You have probably heard the statement, “Everything flows” or maybe “You can’t step into the same river twice”.
Both are statements attributed to the great philosopher and mystic Heraclitus of Ephesus. If one ploughs through the surviving fragments that we have from Heraclitus, one sees clearly after a short while that Heraclitus’ philosophy is very much centred around change.
Time and change become so to say the “masters of the known” universe.
If change is the only constant, everything else is subject to it. Time and change become so to say the “masters of the known” universe. The only permanence is that things are ever changing, morphing into another form.
Heraclitus is also known for proposing an Arche just like his contemporary natural philosophers; the arche of choice for Heraclitus was fire. According to Heraclitus, “everything was exchangeable for fire and fire for everything.” The nature of fire is also such that it is a ever changing process, it is always in flux, just like a river would be.
Though it isn’t really sure if Heraclitus really believed actual fire to be the Arche, the actual primal matter of nature, one can be quite sure that at least what fire symbolized for Heraclitus, namely change and transformation could be seen as his vision of the Arche. Perhaps it was more of a principle than something material, tangible and objective.
The principle that governed the universe.
Nothing endures but change.
Heraclitus (Quoted by Diogenes Laertius in Lives of the Philosophers)
No man ever steps in the same river twice.
Heraclitus (On the Universe – Fragment 41)
Everything flows, nothing stands still.
Heraclitus (Quoted by Plato in Craytulus)
The sun is new every day.
Heraclitus (On the Universe – Fragment 6)
This world, which is the same for all, no one of gods or men has made. But it always was and will be: an ever-living fire, with measures of it kindling, and measures going out.
Heraclitus (On the Universe – Fragment 20)
My Contemplations on the Constancy of Change
My own humble thoughts on change and the constancy of it, from a seeker/mystic perspective, is that the idea of change being the only unchanging is indeed a powerful and intuitively true statement.
A statement which made me think of a little meditative experiment to share with you, namely:
Try to tell me, show me, demonstrate to me anything that isn’t touched by time and change in the phenomenal world or in your experience of it.
In other words can you find anything in your entire life experience that hasn’t been touched by time?
Let us begin with looking outward, I can’t be sure of exactly how your own unique experience of reality is, but for me I myself can’t find any one single thing that isn’t touched by change, transformation and time, everything seems to constantly be moving, changing, morphing, in flux.
There seems no inherent stability with the phenomenal world, the only stable is that it is unstable, to paraphrase Heraclitus.
That being said, when looking inwardly, initially one is presented with the same situation, namely that all seems to be changing.
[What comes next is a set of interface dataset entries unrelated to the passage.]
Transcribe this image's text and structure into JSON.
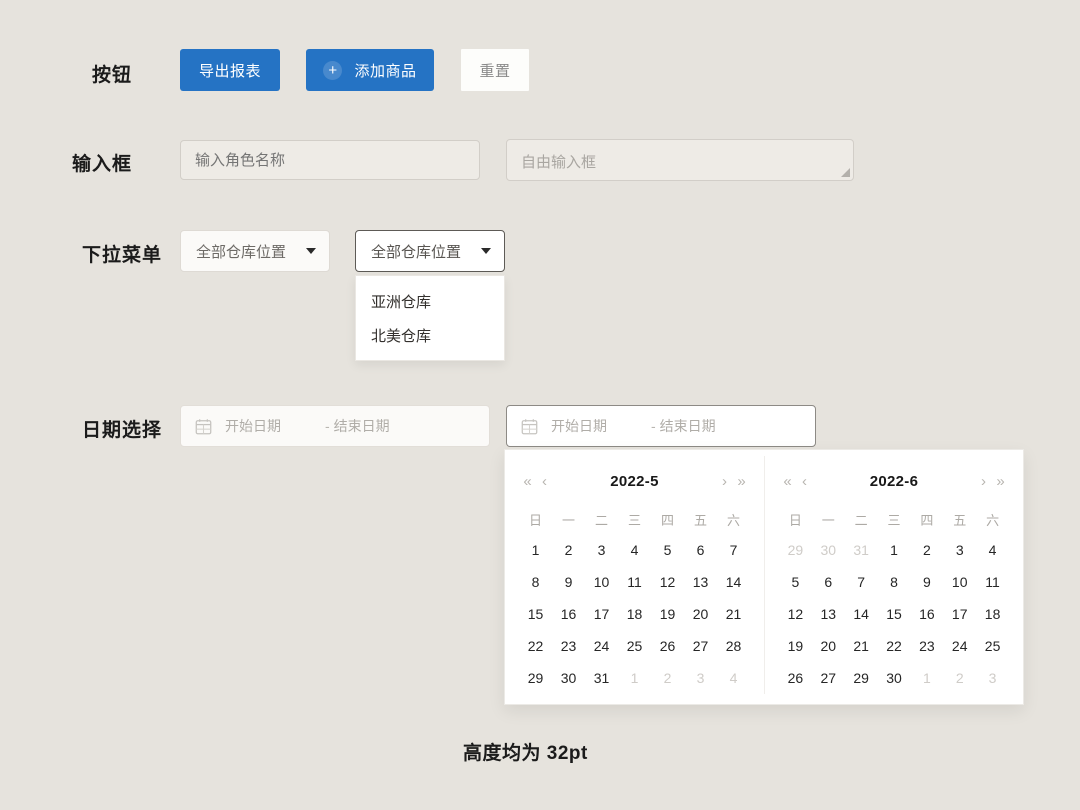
{
  "theme": {
    "background": "#e6e3dd",
    "primary": "#2573c4",
    "panel": "#ffffff",
    "input_bg": "#eeebe6",
    "muted_text": "#a9a6a1"
  },
  "rows": {
    "buttons_label": "按钮",
    "inputs_label": "输入框",
    "dropdown_label": "下拉菜单",
    "datepicker_label": "日期选择"
  },
  "buttons": {
    "export_label": "导出报表",
    "add_label": "添加商品",
    "add_icon": "plus-icon",
    "add_icon_glyph": "+",
    "reset_label": "重置"
  },
  "inputs": {
    "role_placeholder": "输入角色名称",
    "free_placeholder": "自由输入框",
    "role_value": "",
    "free_value": ""
  },
  "dropdowns": {
    "first": {
      "value": "全部仓库位置",
      "caret_icon": "chevron-down-icon"
    },
    "second": {
      "value": "全部仓库位置",
      "caret_icon": "chevron-down-icon",
      "open": true,
      "options": [
        "亚洲仓库",
        "北美仓库"
      ]
    }
  },
  "daterange": {
    "icon": "calendar-icon",
    "start_placeholder": "开始日期",
    "separator": "-",
    "end_placeholder": "结束日期"
  },
  "calendar": {
    "nav": {
      "prev_year": "«",
      "prev_month": "‹",
      "next_month": "›",
      "next_year": "»"
    },
    "weekdays": [
      "日",
      "一",
      "二",
      "三",
      "四",
      "五",
      "六"
    ],
    "panels": [
      {
        "title": "2022-5",
        "weeks": [
          [
            {
              "d": "1",
              "m": false
            },
            {
              "d": "2",
              "m": false
            },
            {
              "d": "3",
              "m": false
            },
            {
              "d": "4",
              "m": false
            },
            {
              "d": "5",
              "m": false
            },
            {
              "d": "6",
              "m": false
            },
            {
              "d": "7",
              "m": false
            }
          ],
          [
            {
              "d": "8",
              "m": false
            },
            {
              "d": "9",
              "m": false
            },
            {
              "d": "10",
              "m": false
            },
            {
              "d": "11",
              "m": false
            },
            {
              "d": "12",
              "m": false
            },
            {
              "d": "13",
              "m": false
            },
            {
              "d": "14",
              "m": false
            }
          ],
          [
            {
              "d": "15",
              "m": false
            },
            {
              "d": "16",
              "m": false
            },
            {
              "d": "17",
              "m": false
            },
            {
              "d": "18",
              "m": false
            },
            {
              "d": "19",
              "m": false
            },
            {
              "d": "20",
              "m": false
            },
            {
              "d": "21",
              "m": false
            }
          ],
          [
            {
              "d": "22",
              "m": false
            },
            {
              "d": "23",
              "m": false
            },
            {
              "d": "24",
              "m": false
            },
            {
              "d": "25",
              "m": false
            },
            {
              "d": "26",
              "m": false
            },
            {
              "d": "27",
              "m": false
            },
            {
              "d": "28",
              "m": false
            }
          ],
          [
            {
              "d": "29",
              "m": false
            },
            {
              "d": "30",
              "m": false
            },
            {
              "d": "31",
              "m": false
            },
            {
              "d": "1",
              "m": true
            },
            {
              "d": "2",
              "m": true
            },
            {
              "d": "3",
              "m": true
            },
            {
              "d": "4",
              "m": true
            }
          ]
        ]
      },
      {
        "title": "2022-6",
        "weeks": [
          [
            {
              "d": "29",
              "m": true
            },
            {
              "d": "30",
              "m": true
            },
            {
              "d": "31",
              "m": true
            },
            {
              "d": "1",
              "m": false
            },
            {
              "d": "2",
              "m": false
            },
            {
              "d": "3",
              "m": false
            },
            {
              "d": "4",
              "m": false
            }
          ],
          [
            {
              "d": "5",
              "m": false
            },
            {
              "d": "6",
              "m": false
            },
            {
              "d": "7",
              "m": false
            },
            {
              "d": "8",
              "m": false
            },
            {
              "d": "9",
              "m": false
            },
            {
              "d": "10",
              "m": false
            },
            {
              "d": "11",
              "m": false
            }
          ],
          [
            {
              "d": "12",
              "m": false
            },
            {
              "d": "13",
              "m": false
            },
            {
              "d": "14",
              "m": false
            },
            {
              "d": "15",
              "m": false
            },
            {
              "d": "16",
              "m": false
            },
            {
              "d": "17",
              "m": false
            },
            {
              "d": "18",
              "m": false
            }
          ],
          [
            {
              "d": "19",
              "m": false
            },
            {
              "d": "20",
              "m": false
            },
            {
              "d": "21",
              "m": false
            },
            {
              "d": "22",
              "m": false
            },
            {
              "d": "23",
              "m": false
            },
            {
              "d": "24",
              "m": false
            },
            {
              "d": "25",
              "m": false
            }
          ],
          [
            {
              "d": "26",
              "m": false
            },
            {
              "d": "27",
              "m": false
            },
            {
              "d": "29",
              "m": false
            },
            {
              "d": "30",
              "m": false
            },
            {
              "d": "1",
              "m": true
            },
            {
              "d": "2",
              "m": true
            },
            {
              "d": "3",
              "m": true
            }
          ]
        ]
      }
    ]
  },
  "caption": "高度均为 32pt"
}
All thoughts, feelings, ideas, dreams, hopes, fears, pains, pleasures, joys and sadness’ seem to be coming and going.
As I said, this is only the initial impression of ones meditative and contemplative endeavour to look within. When one becomes sufficiently aware and open to ones own essential existential nature, one for the first time in ones life, comes upon THAT. That which is the womb of existence itself, that which time is born from, that which is the unchanging prior to the changing.
I sense that it is precisely here where the lanes are switched, from mere philosophy to profound understanding of spirit.
Daniel Seeker is a wandering dervish and lifelong student of the past, present and future. He realized that he was made of immaculate and timeless consciousness when meditating in his hermit cave on the island of Gotland. His writings are mostly a reflection of that realizaton. Daniel currently studies history, philosophy, egyptology and western esotericism at Uppsala Universitet. He’s also currently writing his B.A. thesis in history which explores how Buddhist and Hindu texts were first properly translated and introduced to the western world in the late 18th and 19th century.